This summer, Allegra Abramo joins InvestigateWest from the CUNY Graduate School of Journalism, where she is studying for a Master’s degree in journalism with a focus on health and science. She’s the kind of journalist we love — skeptical and interesting, with a fondness for data and people alike. Here are a few questions we asked so we could introduce her to you.
What made you want to be a journalist?
When I took a mid-career pause to assess how I wanted to spend the rest of my working life, I realized research and writing are the tasks I enjoy the most. I’m happiest when I’m learning something new every day, and I have the annoying habit of asking “why?” a lot. Journalism seemed like the perfect fit. It gives me an excuse to interview a scientist one day and a community leader the next, to grapple with the nitty-gritty of how research was done and its limitations, and how policies and programs are affecting people on the ground. Then I get to delve into reports and scrutinize data, and finally weave what I learn into a story that helps people understand the world.
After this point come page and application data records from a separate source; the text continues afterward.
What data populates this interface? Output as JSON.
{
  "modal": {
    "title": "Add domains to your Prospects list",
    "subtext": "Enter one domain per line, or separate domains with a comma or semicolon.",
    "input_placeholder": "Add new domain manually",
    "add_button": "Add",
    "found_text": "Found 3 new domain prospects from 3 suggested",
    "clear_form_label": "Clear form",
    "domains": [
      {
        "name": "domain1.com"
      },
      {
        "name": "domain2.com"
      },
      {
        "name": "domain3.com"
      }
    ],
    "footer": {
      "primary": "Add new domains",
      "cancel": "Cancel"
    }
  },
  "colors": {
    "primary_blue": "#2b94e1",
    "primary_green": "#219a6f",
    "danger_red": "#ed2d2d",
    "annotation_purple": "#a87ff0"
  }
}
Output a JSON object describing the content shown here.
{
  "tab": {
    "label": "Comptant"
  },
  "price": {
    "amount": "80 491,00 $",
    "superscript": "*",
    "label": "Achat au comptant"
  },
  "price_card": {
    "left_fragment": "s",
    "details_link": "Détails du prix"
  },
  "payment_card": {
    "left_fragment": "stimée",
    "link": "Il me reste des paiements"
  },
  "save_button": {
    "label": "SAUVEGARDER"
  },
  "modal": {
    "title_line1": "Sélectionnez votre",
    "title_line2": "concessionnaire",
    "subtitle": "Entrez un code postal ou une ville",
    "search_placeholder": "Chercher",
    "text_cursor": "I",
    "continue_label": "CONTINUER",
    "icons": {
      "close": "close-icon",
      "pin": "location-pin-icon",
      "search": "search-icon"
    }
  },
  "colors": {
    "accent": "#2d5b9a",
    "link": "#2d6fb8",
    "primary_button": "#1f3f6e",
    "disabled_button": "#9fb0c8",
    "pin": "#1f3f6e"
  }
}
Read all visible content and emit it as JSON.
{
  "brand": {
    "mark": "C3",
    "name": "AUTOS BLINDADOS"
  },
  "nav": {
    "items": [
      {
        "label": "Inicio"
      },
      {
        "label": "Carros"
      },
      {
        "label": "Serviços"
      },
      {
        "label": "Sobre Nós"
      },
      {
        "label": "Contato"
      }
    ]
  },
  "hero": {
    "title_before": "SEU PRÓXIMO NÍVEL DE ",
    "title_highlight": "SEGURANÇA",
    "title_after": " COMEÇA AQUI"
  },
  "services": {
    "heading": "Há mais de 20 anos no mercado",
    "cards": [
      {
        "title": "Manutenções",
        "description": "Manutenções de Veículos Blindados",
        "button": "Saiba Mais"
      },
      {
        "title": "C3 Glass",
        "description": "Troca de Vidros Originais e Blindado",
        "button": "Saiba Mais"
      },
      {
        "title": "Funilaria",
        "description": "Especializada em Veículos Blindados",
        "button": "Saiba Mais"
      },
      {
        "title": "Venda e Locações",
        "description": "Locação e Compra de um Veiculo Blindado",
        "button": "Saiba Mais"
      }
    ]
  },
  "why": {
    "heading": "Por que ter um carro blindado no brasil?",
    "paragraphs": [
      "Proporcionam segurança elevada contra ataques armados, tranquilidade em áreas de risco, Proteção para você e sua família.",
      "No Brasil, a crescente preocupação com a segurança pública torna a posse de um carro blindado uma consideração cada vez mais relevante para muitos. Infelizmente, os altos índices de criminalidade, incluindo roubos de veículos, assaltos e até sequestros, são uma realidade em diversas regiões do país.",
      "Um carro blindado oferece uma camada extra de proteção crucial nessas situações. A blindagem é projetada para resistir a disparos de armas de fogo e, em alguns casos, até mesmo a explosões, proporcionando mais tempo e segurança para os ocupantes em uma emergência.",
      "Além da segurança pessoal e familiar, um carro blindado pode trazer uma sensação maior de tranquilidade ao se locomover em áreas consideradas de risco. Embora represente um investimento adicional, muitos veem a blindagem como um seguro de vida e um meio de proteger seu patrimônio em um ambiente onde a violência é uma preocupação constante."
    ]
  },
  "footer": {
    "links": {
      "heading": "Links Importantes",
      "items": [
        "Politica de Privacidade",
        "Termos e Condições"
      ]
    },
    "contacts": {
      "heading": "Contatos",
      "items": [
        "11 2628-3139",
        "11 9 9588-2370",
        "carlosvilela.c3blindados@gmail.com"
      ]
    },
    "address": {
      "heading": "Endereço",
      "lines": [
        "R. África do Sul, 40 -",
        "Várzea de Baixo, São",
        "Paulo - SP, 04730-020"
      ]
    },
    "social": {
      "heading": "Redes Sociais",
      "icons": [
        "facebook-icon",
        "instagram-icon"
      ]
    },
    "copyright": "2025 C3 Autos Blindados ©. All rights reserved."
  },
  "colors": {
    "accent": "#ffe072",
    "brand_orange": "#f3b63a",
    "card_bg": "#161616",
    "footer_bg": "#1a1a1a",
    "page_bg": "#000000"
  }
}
What brought you to InvestigateWest?
I come to journalism after a first career in environmental work with nonprofits and government, including managing water conservation programs for Seattle Public Utilities. During and after completing a dual Master of Public Administration/M.S. in natural resources management at the University of Washington, I also did research and evaluations on topics including public housing, recycling and women in the building trades. I care deeply about fostering more effective public policies and institutions, especially around environmental and social justice issues. And that’s what InvestigateWest does, by helping people understand what is at stake and holding our leaders accountable. I’m excited to apply my analytical skills and diverse background to journalism that advances the civic discourse in the region I call home.
What was memorable about your first year at CUNY?
The year included a long list of firsts for me. I hauled 30 pounds of video equipment around the barrios south of hipster Brooklyn, begging people to talk (in any language!) on tape about the mayoral election. I jostled with the New York City press corps to snap photos of Joan Rivers and Michael Kors at a press conference announcing the expansion of an emergency feeding program. I recorded and edited an audio story about an old-fashioned Italian butcher shop in Queens. But it’s the people I met along the way who stand out the most. I kept seeing a guy in paint-splattered clothes pushing a shopping cart around my working-class Queens neighborhood. It turned out he’d taken it upon himself to beautify the neighborhood by removing graffiti, planting gardens and giving every fire hydrant and light pole a coat of gleaming silver paint. I ended up doing a photo essay on him and the eclectic group of neighbors who rallied behind him, including members of the local Muslim, Mormon and Buddhist communities.
What fills your time outside the office?
My partner and I volunteer as foster “parents” with the Seattle Animal Shelter, nursing sick cats and training rambunctious dogs until they’re ready for adoption. During Washington’s short but glorious summers, we spend as many weekends as we can hiking and backpacking in the mountains.